Exercise objective:
Please find the lines in the entries below that contain the word "data", and copy each one.

Entries shown:
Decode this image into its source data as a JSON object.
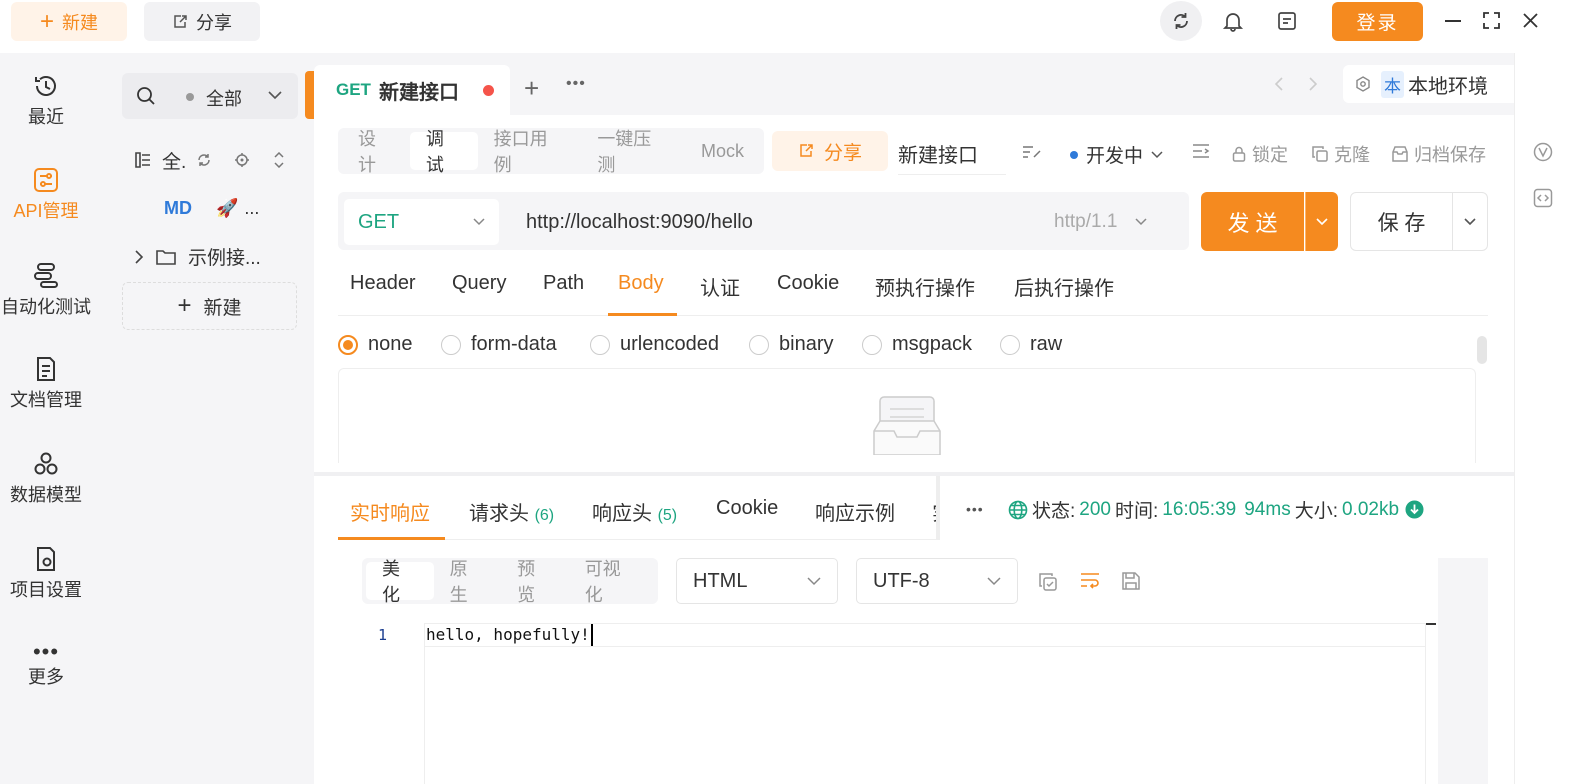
{
  "topbar": {
    "new_label": "新建",
    "share_label": "分享",
    "login_label": "登录"
  },
  "sidebar": {
    "items": [
      {
        "label": "最近",
        "icon": "history-icon"
      },
      {
        "label": "API管理",
        "icon": "api-icon"
      },
      {
        "label": "自动化测试",
        "icon": "automation-icon"
      },
      {
        "label": "文档管理",
        "icon": "doc-icon"
      },
      {
        "label": "数据模型",
        "icon": "data-model-icon"
      },
      {
        "label": "项目设置",
        "icon": "project-settings-icon"
      },
      {
        "label": "更多",
        "icon": "more-icon"
      }
    ]
  },
  "tree": {
    "filter_label": "全部",
    "root_label": "全.",
    "md_label": "MD",
    "md_more": "...",
    "folder_label": "示例接...",
    "new_label": "新建"
  },
  "tabs": {
    "method": "GET",
    "title": "新建接口"
  },
  "env": {
    "badge": "本",
    "label": "本地环境"
  },
  "modes": {
    "items": [
      "设计",
      "调试",
      "接口用例",
      "一键压测",
      "Mock"
    ],
    "active": "调试"
  },
  "toolbar": {
    "share_label": "分享",
    "name_value": "新建接口",
    "status_label": "开发中",
    "lock_label": "锁定",
    "clone_label": "克隆",
    "archive_label": "归档保存"
  },
  "request": {
    "method": "GET",
    "url": "http://localhost:9090/hello",
    "protocol": "http/1.1",
    "send_label": "发 送",
    "save_label": "保 存"
  },
  "params_tabs": {
    "items": [
      "Header",
      "Query",
      "Path",
      "Body",
      "认证",
      "Cookie",
      "预执行操作",
      "后执行操作"
    ],
    "active": "Body"
  },
  "body_types": {
    "items": [
      "none",
      "form-data",
      "urlencoded",
      "binary",
      "msgpack",
      "raw"
    ],
    "selected": "none"
  },
  "response_tabs": {
    "live": "实时响应",
    "req_headers": "请求头",
    "req_headers_count": "(6)",
    "resp_headers": "响应头",
    "resp_headers_count": "(5)",
    "cookie": "Cookie",
    "example": "响应示例",
    "cut": "实"
  },
  "response_status": {
    "status_label": "状态:",
    "status_value": "200",
    "time_label": "时间:",
    "time_value": "16:05:39",
    "duration": "94ms",
    "size_label": "大小:",
    "size_value": "0.02kb"
  },
  "view_modes": {
    "items": [
      "美化",
      "原生",
      "预览",
      "可视化"
    ],
    "active": "美化"
  },
  "format_select": "HTML",
  "encoding_select": "UTF-8",
  "response_body": {
    "line_number": "1",
    "content": "hello, hopefully!"
  },
  "colors": {
    "accent": "#f58a1f",
    "success": "#1ea581",
    "get_method": "#1ea581",
    "md_blue": "#2f7ad9"
  }
}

Exercise result:
Decode this image into its source data as a JSON object.
        "icon": "data-model-icon"
      "form-data",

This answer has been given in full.